    "Tracing Ochre takes up one of the most complex, controversial, and necessary conversations in Indigenous history in Canada, and does so in ways that challenge readers’ understandings of the continuities and ruptures of Indigenous identities and experiences in a region so often dominated by problematic narratives of Beothuk erasure. It’s a major contribution to Indigenous studies in this country as well as to the cultural and political contexts of Indigenous peoples in Newfoundland and Labrador, noteworthy in particular for its intellectual and ethical commitments alike."


    Daniel Heath Justice (Cherokee Nation), Canada Research Chair in Indigenous Literature and Expressive Culture at the University of British Columbia
  • Author Information

    Fiona Polack is an associate professor in the Department of English at Memorial University.
  • Table of contents

    List of Illustrations and Maps
    Preface
    Introduction: De-islanding the Beothuk
    Fiona Polack

    Part 1: Land, Language and Memory

    1. Good and Bad Indians: Romanticizing the Beothuk and Denigrating the Mi’kmaq
      Maura Hanrahan
    2. When the Beothuk (Won’t) Speak: Michael Crummey’s River Thieves and Bernice Morgan’s Cloud of Bone
      Cynthia Sugars
    3. "The Ones That Were Abused": Thinking About the Beothuk Through Translation
      Elizabeth Penashue and Elizabeth Yeoman
    4. A Clearing with a View to the Lake, the Bones of a Caribou and the Sound of Snow Falling on Dead Leaves: Sensing the Presence of the Past in the Wilds of Newfoundland
      John Harries

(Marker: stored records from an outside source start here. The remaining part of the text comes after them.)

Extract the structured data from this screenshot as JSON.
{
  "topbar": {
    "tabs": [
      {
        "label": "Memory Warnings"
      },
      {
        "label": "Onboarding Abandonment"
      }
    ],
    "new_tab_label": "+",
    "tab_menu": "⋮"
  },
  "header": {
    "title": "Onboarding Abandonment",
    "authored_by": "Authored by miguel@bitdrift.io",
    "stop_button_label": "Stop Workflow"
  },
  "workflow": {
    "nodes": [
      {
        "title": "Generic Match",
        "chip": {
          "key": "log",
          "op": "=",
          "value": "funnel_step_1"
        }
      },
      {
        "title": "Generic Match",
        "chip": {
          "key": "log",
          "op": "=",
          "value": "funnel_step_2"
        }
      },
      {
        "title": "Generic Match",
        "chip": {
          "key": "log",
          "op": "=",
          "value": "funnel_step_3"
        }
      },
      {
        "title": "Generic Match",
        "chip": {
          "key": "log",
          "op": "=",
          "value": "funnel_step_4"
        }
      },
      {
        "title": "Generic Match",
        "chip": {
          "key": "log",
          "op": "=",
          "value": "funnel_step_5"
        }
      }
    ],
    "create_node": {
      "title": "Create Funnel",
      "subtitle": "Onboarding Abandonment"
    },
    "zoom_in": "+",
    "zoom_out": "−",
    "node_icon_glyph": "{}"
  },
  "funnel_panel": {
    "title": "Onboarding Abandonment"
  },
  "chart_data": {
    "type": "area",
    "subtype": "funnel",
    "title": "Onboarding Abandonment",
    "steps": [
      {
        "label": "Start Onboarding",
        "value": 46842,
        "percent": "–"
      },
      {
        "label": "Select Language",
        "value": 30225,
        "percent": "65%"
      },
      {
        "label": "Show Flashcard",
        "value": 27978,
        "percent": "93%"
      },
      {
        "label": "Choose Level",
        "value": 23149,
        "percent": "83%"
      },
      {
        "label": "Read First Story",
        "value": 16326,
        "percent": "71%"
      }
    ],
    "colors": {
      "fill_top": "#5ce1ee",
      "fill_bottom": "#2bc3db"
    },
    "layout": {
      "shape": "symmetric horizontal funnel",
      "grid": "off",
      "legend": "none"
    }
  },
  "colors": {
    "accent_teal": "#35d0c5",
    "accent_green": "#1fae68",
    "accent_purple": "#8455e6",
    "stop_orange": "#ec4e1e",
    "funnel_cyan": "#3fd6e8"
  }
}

    Part 2: Mercenaries, Myths and DNA

    1. Beothuk and Mi’kmaq: An Interiew with Chief Mi’sel Joe
      Chief Mi’sel Joe and Christopher Aylward
    2. The Beothuk and the Myth of Prior Invasions
      Patrick Brantlinger
    3. Bioarchaeology, Bioethics and the Beothuk
      Daryl Pullman

    Part 3: Ways of Knowing

    1. Towards a Beothuk Archaeology: Understanding Indigenous Agency in the Material Record
      Lisa Rankin
    2. Historical Sources and the Beothuk: Questioning Settler Interpretations
      Lianne C. Leddy
    3. Historical Narrative Perspective in Howley and Speck
      Christopher Aylward

    Part 4: Travelling Tales

    1. Santu Toney, a Transnational Beothuk Woman
      Beverley Diamond
    2. Routes of Colonial Racism: Travelling Narratives of European Progress and Aboriginal Extinction in Pre-Confederation Newfoundland
      Jocelyn Thorpe
    3. Unrecognized Peoples and Concepts of Extinction
      Bonita Lawrence
    4. Shanawdithit and Truganini: Converging and Diverging Histories
      Fiona Polack

    Coda: The Recovery of Indigenous Identity
    J. Edward Chamberlin